Also displayed in the Graces’ living area is a 1920 Charles River courting canoe from Boston. Elaborately detailed and often outfitted with picnic baskets, phonographs and an abundance of pillows, courting canoes made urban rivers into Lover’s Lanes. They were a place where couples could bask in each other’s company in relative privacy — despite police patrolling the rivers to issue warnings against “indecent behavior.” Fun fact: The term canoodling, which means kissing and cuddling, is derived from the romantic shenanigans on board these love boats.
Prized in the Grace collection is Vermillion, a Willits Brothers canoe. Tacoma, Washington, brothers Earl and Floyd Willits built some of the finest small craft ever conceived. “I’m a big fan of Willits canoes and have eight of them that span the company’s history,” Grace said.
The abilities of boatbuilders of yore remain impressive in the 21st century. The Ruth, a turn-of-the-century cedar rib model from the Peterborough Canoe Company, is a case in point. Painstakingly created from tongue-and-groove cedar, the Ruth is both rare and stunning.
“The woodwork is so intricate and precise that this century-plus-old canoe remains watertight today, even though it has no glue, sealants or anything else — just precise craftsmanship and varnish,” Grace said.
Canoes are, for the most part, destined for leisurely pursuits, but there are also the showoffs —like the sailing canoes, such as the 1885 double-masted one that Grace restored. Their very responsive hulls don’t need a huge sail to get the boats skimming over water, but any size sail adds another layer of adventure to the canoeing experience. According to Grace, “You get wet a lot.”
Grace’s canoemania has earned him approximately 100 top awards at antique boat shows across North America, and has established him as an expert who’s often invited to speak on the subject.
His passion has even evolved into a business: Riverboy Canoe & Boatworks restores wooden canoes, skiffs and guide boats for clients across the country. It’s a process that requires months of labor and artisanship — as well as detective work, poring through old catalogs from builders long gone to decipher minute details about the boats. Canoes have even been an integral part of the relationship between Grace and his wife, Tanya. “When I married Michael, I didn’t know about his canoe passion,” Tanya said.
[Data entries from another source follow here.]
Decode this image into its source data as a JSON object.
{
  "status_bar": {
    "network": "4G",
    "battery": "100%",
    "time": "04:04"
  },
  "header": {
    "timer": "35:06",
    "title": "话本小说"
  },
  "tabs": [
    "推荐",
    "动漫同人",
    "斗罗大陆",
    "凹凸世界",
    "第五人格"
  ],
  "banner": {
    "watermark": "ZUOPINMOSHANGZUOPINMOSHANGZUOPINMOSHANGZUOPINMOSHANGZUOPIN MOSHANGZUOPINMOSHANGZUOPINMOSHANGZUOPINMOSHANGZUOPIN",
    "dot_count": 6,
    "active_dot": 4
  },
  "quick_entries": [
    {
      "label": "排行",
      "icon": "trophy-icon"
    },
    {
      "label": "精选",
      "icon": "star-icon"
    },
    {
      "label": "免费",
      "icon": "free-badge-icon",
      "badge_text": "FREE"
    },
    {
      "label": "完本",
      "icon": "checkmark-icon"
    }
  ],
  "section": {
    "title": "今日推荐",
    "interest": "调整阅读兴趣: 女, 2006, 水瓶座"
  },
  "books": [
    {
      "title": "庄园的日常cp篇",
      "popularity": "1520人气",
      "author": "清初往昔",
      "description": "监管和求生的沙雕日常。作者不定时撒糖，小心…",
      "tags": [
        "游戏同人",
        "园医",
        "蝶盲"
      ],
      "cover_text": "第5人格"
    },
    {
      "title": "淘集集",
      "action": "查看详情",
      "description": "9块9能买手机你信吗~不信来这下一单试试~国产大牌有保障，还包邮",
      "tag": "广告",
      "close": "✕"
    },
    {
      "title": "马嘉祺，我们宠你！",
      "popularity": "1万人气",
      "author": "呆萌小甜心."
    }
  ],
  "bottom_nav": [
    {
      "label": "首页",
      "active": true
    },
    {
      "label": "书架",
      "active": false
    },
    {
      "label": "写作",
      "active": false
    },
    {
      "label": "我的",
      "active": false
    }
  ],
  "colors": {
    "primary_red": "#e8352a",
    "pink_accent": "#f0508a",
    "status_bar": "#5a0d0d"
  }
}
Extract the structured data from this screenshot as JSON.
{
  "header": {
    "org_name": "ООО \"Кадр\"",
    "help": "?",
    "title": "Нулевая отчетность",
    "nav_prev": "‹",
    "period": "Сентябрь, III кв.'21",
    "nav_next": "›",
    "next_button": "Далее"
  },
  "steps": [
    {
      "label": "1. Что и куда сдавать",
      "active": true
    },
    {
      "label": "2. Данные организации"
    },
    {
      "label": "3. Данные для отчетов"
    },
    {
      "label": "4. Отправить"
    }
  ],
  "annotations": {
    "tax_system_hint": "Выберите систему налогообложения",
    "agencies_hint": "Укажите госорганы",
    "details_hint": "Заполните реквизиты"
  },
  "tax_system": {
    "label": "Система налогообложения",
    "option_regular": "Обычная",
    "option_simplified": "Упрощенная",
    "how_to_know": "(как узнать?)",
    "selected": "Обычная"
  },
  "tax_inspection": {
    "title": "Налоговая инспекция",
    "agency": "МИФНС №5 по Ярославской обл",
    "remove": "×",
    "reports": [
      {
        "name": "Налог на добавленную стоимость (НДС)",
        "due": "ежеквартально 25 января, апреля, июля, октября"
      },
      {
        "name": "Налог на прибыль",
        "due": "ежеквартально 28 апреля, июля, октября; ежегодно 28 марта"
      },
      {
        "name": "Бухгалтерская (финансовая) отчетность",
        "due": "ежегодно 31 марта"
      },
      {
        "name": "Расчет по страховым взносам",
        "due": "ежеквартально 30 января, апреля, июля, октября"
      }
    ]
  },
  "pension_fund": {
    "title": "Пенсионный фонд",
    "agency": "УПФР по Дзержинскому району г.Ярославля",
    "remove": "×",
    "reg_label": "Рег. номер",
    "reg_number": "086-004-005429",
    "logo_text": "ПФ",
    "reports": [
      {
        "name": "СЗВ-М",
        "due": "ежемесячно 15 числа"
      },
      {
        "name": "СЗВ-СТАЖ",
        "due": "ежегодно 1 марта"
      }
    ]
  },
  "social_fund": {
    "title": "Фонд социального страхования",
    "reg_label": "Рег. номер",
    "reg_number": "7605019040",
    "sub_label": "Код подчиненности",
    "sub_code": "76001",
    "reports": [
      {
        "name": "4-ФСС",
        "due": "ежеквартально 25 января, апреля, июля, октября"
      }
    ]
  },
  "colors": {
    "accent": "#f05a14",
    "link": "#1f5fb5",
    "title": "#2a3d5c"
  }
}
She learned quickly, though. One of the first activities the newly married couple undertook together was building Redbird, a “stripper” canoe made from paper-thin strips of red cedar. Redbird still sings sweetly in the water. “It’s very special to us, because of its sentimental value,” she said.
These classic boats may seem fragile and too precious to put in any old pond. But every canoe Grace restores is structurally sound. The professor has taken these elegant old ladies for many spins around North American waterways, from Ontario’s lakes to the Okefenokee Swamp and Lake Washington. When water and an antique canoe connect, magic happens. Lovingly cared for and allowed to remain in their natural environment, these museum pieces transform into amazing guides — eager to reveal the wonders of the natural world.
“They belong in the water,” Grace says.
Maria is a prolific writer and proofer for Space Coast Living and an adjunct professor at Florida Institute of Technology’s Nathan M. Bisk College of Business. When not writing, teaching or traveling, she can be found waging a one-woman war against her lawn and futilely attempting to maintain order among the chaos of a pack of extremely clueless wirehair dachshunds and an angst-driven basset hound.